_Task brief_.
An exact reproduction of the records is required. Images must be left out.

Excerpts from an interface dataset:
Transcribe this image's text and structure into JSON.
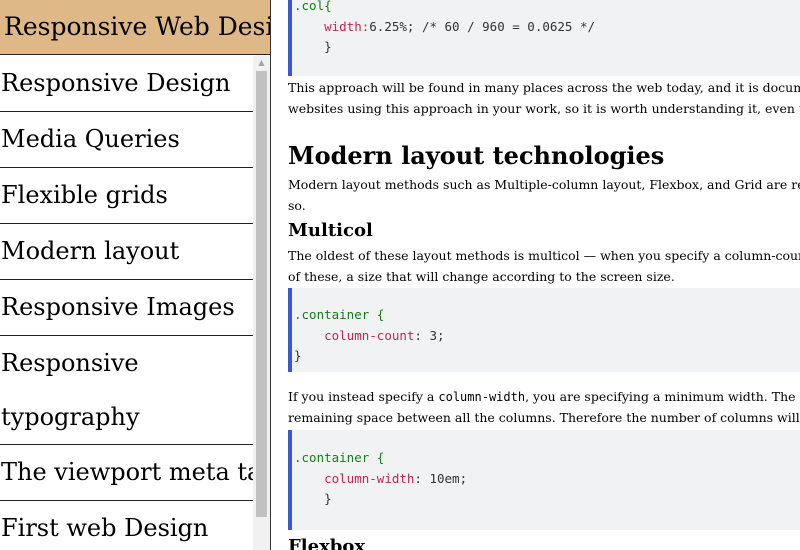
{
  "sidebar": {
    "title": "Responsive Web Design",
    "items": [
      {
        "label": "Responsive Design"
      },
      {
        "label": "Media Queries"
      },
      {
        "label": "Flexible grids"
      },
      {
        "label": "Modern layout"
      },
      {
        "label": "Responsive Images"
      },
      {
        "label_line1": "Responsive",
        "label_line2": "typography"
      },
      {
        "label": "The viewport meta tag"
      },
      {
        "label": "First web Design"
      }
    ],
    "scroll_up_glyph": "▲"
  },
  "main": {
    "code1": {
      "selector": ".col{",
      "property": "width:",
      "value": "6.25%; /* 60 / 960 = 0.0625 */",
      "close": "}"
    },
    "para1_line1": "This approach will be found in many places across the web today, and it is documented here in",
    "para1_line2": "websites using this approach in your work, so it is worth understanding it, even though you wo",
    "heading_modern": "Modern layout technologies",
    "para2_line1": "Modern layout methods such as Multiple-column layout, Flexbox, and Grid are responsive by d",
    "para2_line2": "so.",
    "heading_multicol": "Multicol",
    "para3_line1": "The oldest of these layout methods is multicol — when you specify a column-count, this indica",
    "para3_line2": "of these, a size that will change according to the screen size.",
    "code2": {
      "selector": ".container {",
      "property": "column-count",
      "value": ": 3;",
      "close": "}"
    },
    "para4_line1_a": "If you instead specify a ",
    "para4_line1_code": "column-width",
    "para4_line1_b": ", you are specifying a minimum width. The browser w",
    "para4_line2": "remaining space between all the columns. Therefore the number of columns will change accord",
    "code3": {
      "selector": ".container {",
      "property": "column-width",
      "value": ": 10em;",
      "close": "}"
    },
    "heading_flexbox": "Flexbox"
  }
}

_Response box_.
Transcribe this image's text and structure into JSON.
{
  "sidebar": {
    "title": "Responsive Web Design",
    "items": [
      {
        "label": "Responsive Design"
      },
      {
        "label": "Media Queries"
      },
      {
        "label": "Flexible grids"
      },
      {
        "label": "Modern layout"
      },
      {
        "label": "Responsive Images"
      },
      {
        "label_line1": "Responsive",
        "label_line2": "typography"
      },
      {
        "label": "The viewport meta tag"
      },
      {
        "label": "First web Design"
      }
    ],
    "scroll_up_glyph": "▲"
  },
  "main": {
    "code1": {
      "selector": ".col{",
      "property": "width:",
      "value": "6.25%; /* 60 / 960 = 0.0625 */",
      "close": "}"
    },
    "para1_line1": "This approach will be found in many places across the web today, and it is documented here in",
    "para1_line2": "websites using this approach in your work, so it is worth understanding it, even though you wo",
    "heading_modern": "Modern layout technologies",
    "para2_line1": "Modern layout methods such as Multiple-column layout, Flexbox, and Grid are responsive by d",
    "para2_line2": "so.",
    "heading_multicol": "Multicol",
    "para3_line1": "The oldest of these layout methods is multicol — when you specify a column-count, this indica",
    "para3_line2": "of these, a size that will change according to the screen size.",
    "code2": {
      "selector": ".container {",
      "property": "column-count",
      "value": ": 3;",
      "close": "}"
    },
    "para4_line1_a": "If you instead specify a ",
    "para4_line1_code": "column-width",
    "para4_line1_b": ", you are specifying a minimum width. The browser w",
    "para4_line2": "remaining space between all the columns. Therefore the number of columns will change accord",
    "code3": {
      "selector": ".container {",
      "property": "column-width",
      "value": ": 10em;",
      "close": "}"
    },
    "heading_flexbox": "Flexbox"
  }
}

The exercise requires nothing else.